Rise fresh and early as every second on Skye is a blessing. From your base, embark on an adventure of unrivalled proportions. From exploring the otherworldly Quiraing and frolicking in the Fairy Pools to getting merry with Talsiker whisky, and admiring the wildlife dotting about, prepare for views and moments of a lifetime. Other must-do Skye activities include stumbling across the dinosaur footprints at An Corran, taking a wee cruise on the dramatic waters of Loch Coruisk, soaking up the history of Dunvegan Castle and trekking up to meet the wise Old Man of Storr. Expect to eat and drink some of the finest Scottish produce and dishes until your heart sings and meet the most incredible souls, the locals. Don’t forget to look up at night to witness the most stunning celestial light show out there.
If you can bear to peel yourself away (this place will hold your heart forever), get back on the adventure wagon and start heading to Loch Ness, stopping off to see Eilean Donan Castle. This renowned castle is one of the most photographed places in Scotland and a sight for sore eyes. There is a wee visitor centre, restaurant and gift shop. Next, enjoy the scenic drive and once at Loch Ness, keep all eyes peeled for Nessie. Either stroll about or take a cruise of this famous Scottish loch. Urquhart Castle overlooking the loch may be of interest to history buffs. Inverness is a brief drive away for places to stay and fab eateries.
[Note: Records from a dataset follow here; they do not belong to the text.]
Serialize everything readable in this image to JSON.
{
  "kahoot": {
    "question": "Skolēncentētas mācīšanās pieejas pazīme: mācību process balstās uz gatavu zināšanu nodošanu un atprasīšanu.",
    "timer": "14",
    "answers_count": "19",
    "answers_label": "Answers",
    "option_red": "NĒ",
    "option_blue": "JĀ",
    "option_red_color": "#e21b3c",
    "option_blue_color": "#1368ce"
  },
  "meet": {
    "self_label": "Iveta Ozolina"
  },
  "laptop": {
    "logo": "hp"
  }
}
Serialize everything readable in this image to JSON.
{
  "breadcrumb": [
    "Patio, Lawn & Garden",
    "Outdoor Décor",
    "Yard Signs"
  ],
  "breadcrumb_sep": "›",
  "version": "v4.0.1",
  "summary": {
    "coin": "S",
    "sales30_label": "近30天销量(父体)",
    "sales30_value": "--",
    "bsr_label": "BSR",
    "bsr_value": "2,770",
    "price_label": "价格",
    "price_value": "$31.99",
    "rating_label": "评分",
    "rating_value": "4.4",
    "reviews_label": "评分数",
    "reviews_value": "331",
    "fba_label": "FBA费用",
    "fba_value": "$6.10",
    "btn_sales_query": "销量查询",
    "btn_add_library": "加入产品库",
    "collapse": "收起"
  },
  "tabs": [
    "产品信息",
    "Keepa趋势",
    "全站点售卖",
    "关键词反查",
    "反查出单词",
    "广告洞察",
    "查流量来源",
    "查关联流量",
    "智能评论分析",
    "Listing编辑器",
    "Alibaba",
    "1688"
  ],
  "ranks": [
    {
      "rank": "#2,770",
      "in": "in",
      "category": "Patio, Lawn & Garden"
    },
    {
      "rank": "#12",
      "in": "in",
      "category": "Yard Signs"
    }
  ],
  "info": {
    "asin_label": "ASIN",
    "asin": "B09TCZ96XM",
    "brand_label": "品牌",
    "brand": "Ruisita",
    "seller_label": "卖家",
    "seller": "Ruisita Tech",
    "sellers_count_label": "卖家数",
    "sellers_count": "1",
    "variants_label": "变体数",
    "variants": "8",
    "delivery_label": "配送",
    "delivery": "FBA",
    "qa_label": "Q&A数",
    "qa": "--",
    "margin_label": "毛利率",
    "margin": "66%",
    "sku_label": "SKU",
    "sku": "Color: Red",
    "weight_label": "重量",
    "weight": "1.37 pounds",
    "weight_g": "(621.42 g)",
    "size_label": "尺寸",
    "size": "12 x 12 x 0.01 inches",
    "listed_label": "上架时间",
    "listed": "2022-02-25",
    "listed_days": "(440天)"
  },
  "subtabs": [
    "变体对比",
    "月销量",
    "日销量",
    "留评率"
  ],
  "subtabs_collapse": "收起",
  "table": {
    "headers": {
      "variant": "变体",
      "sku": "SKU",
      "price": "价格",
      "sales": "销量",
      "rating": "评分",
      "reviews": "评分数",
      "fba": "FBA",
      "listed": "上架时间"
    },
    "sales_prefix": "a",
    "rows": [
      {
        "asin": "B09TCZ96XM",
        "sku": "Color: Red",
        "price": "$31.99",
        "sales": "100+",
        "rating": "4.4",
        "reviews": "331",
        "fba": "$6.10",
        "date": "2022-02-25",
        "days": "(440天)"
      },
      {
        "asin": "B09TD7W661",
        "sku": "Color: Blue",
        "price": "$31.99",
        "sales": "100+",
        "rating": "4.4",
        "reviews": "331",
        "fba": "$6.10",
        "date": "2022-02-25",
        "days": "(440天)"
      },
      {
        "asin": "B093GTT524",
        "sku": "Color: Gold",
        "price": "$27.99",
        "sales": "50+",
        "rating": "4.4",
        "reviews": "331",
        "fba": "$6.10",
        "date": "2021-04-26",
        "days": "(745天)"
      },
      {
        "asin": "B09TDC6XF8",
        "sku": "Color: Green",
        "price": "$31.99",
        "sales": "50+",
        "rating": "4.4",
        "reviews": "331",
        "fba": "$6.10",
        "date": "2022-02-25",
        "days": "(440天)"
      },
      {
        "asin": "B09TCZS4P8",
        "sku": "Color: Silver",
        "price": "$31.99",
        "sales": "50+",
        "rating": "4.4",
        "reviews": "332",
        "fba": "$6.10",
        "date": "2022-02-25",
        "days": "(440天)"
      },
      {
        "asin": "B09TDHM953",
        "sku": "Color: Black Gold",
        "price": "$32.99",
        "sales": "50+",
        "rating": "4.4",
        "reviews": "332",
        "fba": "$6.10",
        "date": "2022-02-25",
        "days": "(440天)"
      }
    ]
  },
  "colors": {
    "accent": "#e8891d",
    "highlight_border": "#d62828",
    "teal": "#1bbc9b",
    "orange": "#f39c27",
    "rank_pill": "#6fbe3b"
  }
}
After a spot of breakfast at Velocity Cafe and Bicycle Workshop, get back on that road until you reach St Andrews, the world’s home of golf. For a compact coastal town, St Andrews boasts a wealth of fun things to do. Tour Scotland’s oldest university campus and the breathtaking ruins of St Andrews Cathedral and St Rule’s Tower. Take a distillery tour of Eden Mill and sample first class gin, whisky and craft beer. Wander down to West Sands Beach, enjoy the aquarium and learn a thing or two at the many museums, including the British Golf Museum. Between The Seafood Ristorante, Forgan’s, Dolls House Restaurant and The Adamson (to name a few), there are tons of head-turning foodie options.
Delight in a day of little driving and lots of sensory stimulation. After a bottomless brunch in St Andrews and a cheeky gelato at Jannettas Gelateria, head on back in the direction of Edinburgh. But first, stop off at Elie Lighthouse and Lady’s Tower. From there, journey over Scotland’s own Golden Gate, the Forth Road Bridge, and spend the rest of the day admiring the Scottish vernacular architecture and bobbing boats of Cramond. Highlights include the beach (and causeway leading to Cramond Island) and the cosy authentic pubs and cafes.
Take your pick from Edinburgh or Glasgow airports, both of which are easily accessible via taxi, bus and train, and cross off anything else on that bucket list. If you haven’t already, try some haggis, invest in something tartan, stock up on cashmere, try some whisky and spend some time soaking up the atmosphere. Until the next adventure — Scotland.